## Task statement
Make an exact copy of the records, omitting all images.

## Collection entries

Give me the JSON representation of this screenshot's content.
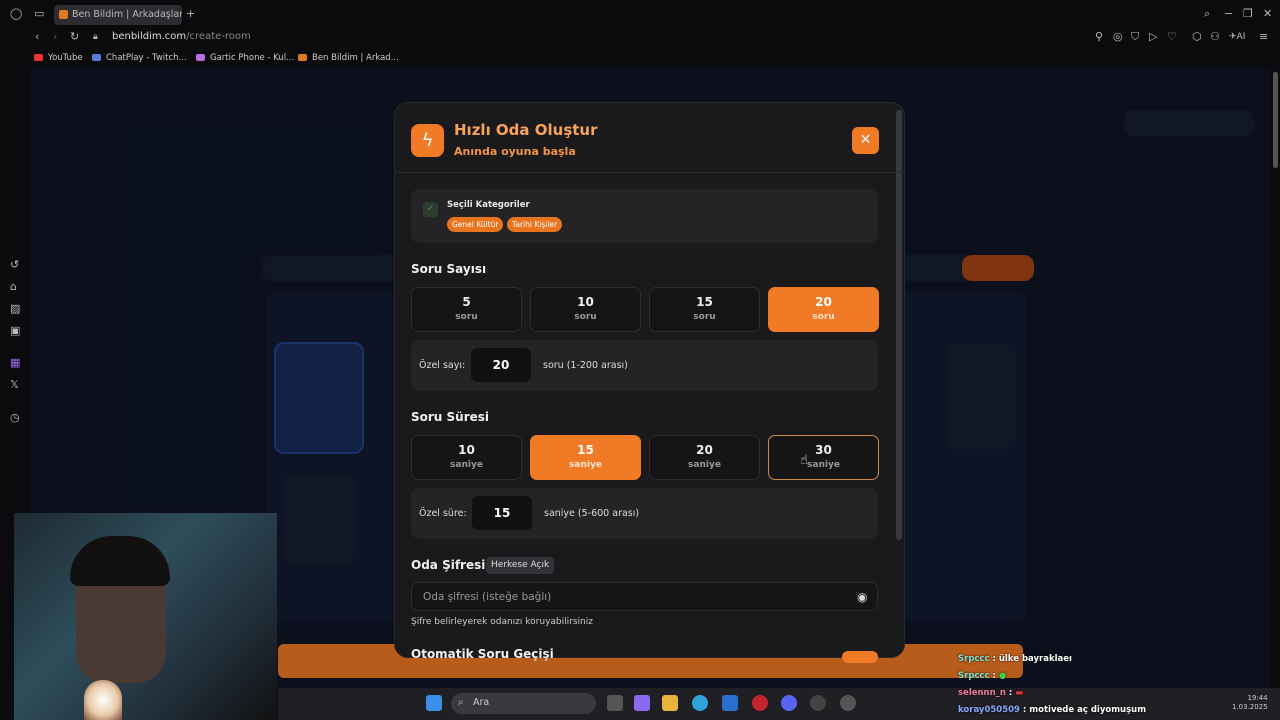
{
  "browser": {
    "tab_title": "Ben Bildim | Arkadaşlarınla",
    "url_host": "benbildim.com",
    "url_path": "/create-room",
    "bookmarks": [
      "YouTube",
      "ChatPlay - Twitch...",
      "Gartic Phone - Kul...",
      "Ben Bildim | Arkad..."
    ],
    "ai_label": "AI"
  },
  "modal": {
    "title": "Hızlı Oda Oluştur",
    "subtitle": "Anında oyuna başla",
    "categories": {
      "label": "Seçili Kategoriler",
      "chips": [
        "Genel Kültür",
        "Tarihi Kişiler"
      ]
    },
    "question_count": {
      "label": "Soru Sayısı",
      "unit": "soru",
      "options": [
        "5",
        "10",
        "15",
        "20"
      ],
      "selected": "20",
      "custom_label": "Özel sayı:",
      "custom_value": "20",
      "custom_hint": "soru (1-200 arası)"
    },
    "question_time": {
      "label": "Soru Süresi",
      "unit": "saniye",
      "options": [
        "10",
        "15",
        "20",
        "30"
      ],
      "selected": "15",
      "custom_label": "Özel süre:",
      "custom_value": "15",
      "custom_hint": "saniye (5-600 arası)"
    },
    "password": {
      "label": "Oda Şifresi",
      "badge": "Herkese Açık",
      "placeholder": "Oda şifresi (isteğe bağlı)",
      "hint": "Şifre belirleyerek odanızı koruyabilirsiniz"
    },
    "auto_next": {
      "label": "Otomatik Soru Geçişi",
      "enabled": true
    }
  },
  "taskbar": {
    "search_placeholder": "Ara",
    "time": "19:44",
    "date": "1.03.2025"
  },
  "chat": [
    {
      "user": "Srpccc",
      "text": "ülke bayraklaeı"
    },
    {
      "user": "Srpccc",
      "text": ""
    },
    {
      "user": "selennn_n",
      "text": ""
    },
    {
      "user": "koray050509",
      "text": "motivede aç diyomuşum"
    }
  ],
  "colors": {
    "accent": "#f07a25",
    "modal_bg": "#1a1a1c",
    "card_bg": "#242426"
  }
}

## Answer to this problem
Give me the JSON representation of this screenshot's content.
{
  "browser": {
    "tab_title": "Ben Bildim | Arkadaşlarınla",
    "url_host": "benbildim.com",
    "url_path": "/create-room",
    "bookmarks": [
      "YouTube",
      "ChatPlay - Twitch...",
      "Gartic Phone - Kul...",
      "Ben Bildim | Arkad..."
    ],
    "ai_label": "AI"
  },
  "modal": {
    "title": "Hızlı Oda Oluştur",
    "subtitle": "Anında oyuna başla",
    "categories": {
      "label": "Seçili Kategoriler",
      "chips": [
        "Genel Kültür",
        "Tarihi Kişiler"
      ]
    },
    "question_count": {
      "label": "Soru Sayısı",
      "unit": "soru",
      "options": [
        "5",
        "10",
        "15",
        "20"
      ],
      "selected": "20",
      "custom_label": "Özel sayı:",
      "custom_value": "20",
      "custom_hint": "soru (1-200 arası)"
    },
    "question_time": {
      "label": "Soru Süresi",
      "unit": "saniye",
      "options": [
        "10",
        "15",
        "20",
        "30"
      ],
      "selected": "15",
      "custom_label": "Özel süre:",
      "custom_value": "15",
      "custom_hint": "saniye (5-600 arası)"
    },
    "password": {
      "label": "Oda Şifresi",
      "badge": "Herkese Açık",
      "placeholder": "Oda şifresi (isteğe bağlı)",
      "hint": "Şifre belirleyerek odanızı koruyabilirsiniz"
    },
    "auto_next": {
      "label": "Otomatik Soru Geçişi",
      "enabled": true
    }
  },
  "taskbar": {
    "search_placeholder": "Ara",
    "time": "19:44",
    "date": "1.03.2025"
  },
  "chat": [
    {
      "user": "Srpccc",
      "text": "ülke bayraklaeı"
    },
    {
      "user": "Srpccc",
      "text": ""
    },
    {
      "user": "selennn_n",
      "text": ""
    },
    {
      "user": "koray050509",
      "text": "motivede aç diyomuşum"
    }
  ],
  "colors": {
    "accent": "#f07a25",
    "modal_bg": "#1a1a1c",
    "card_bg": "#242426"
  }
}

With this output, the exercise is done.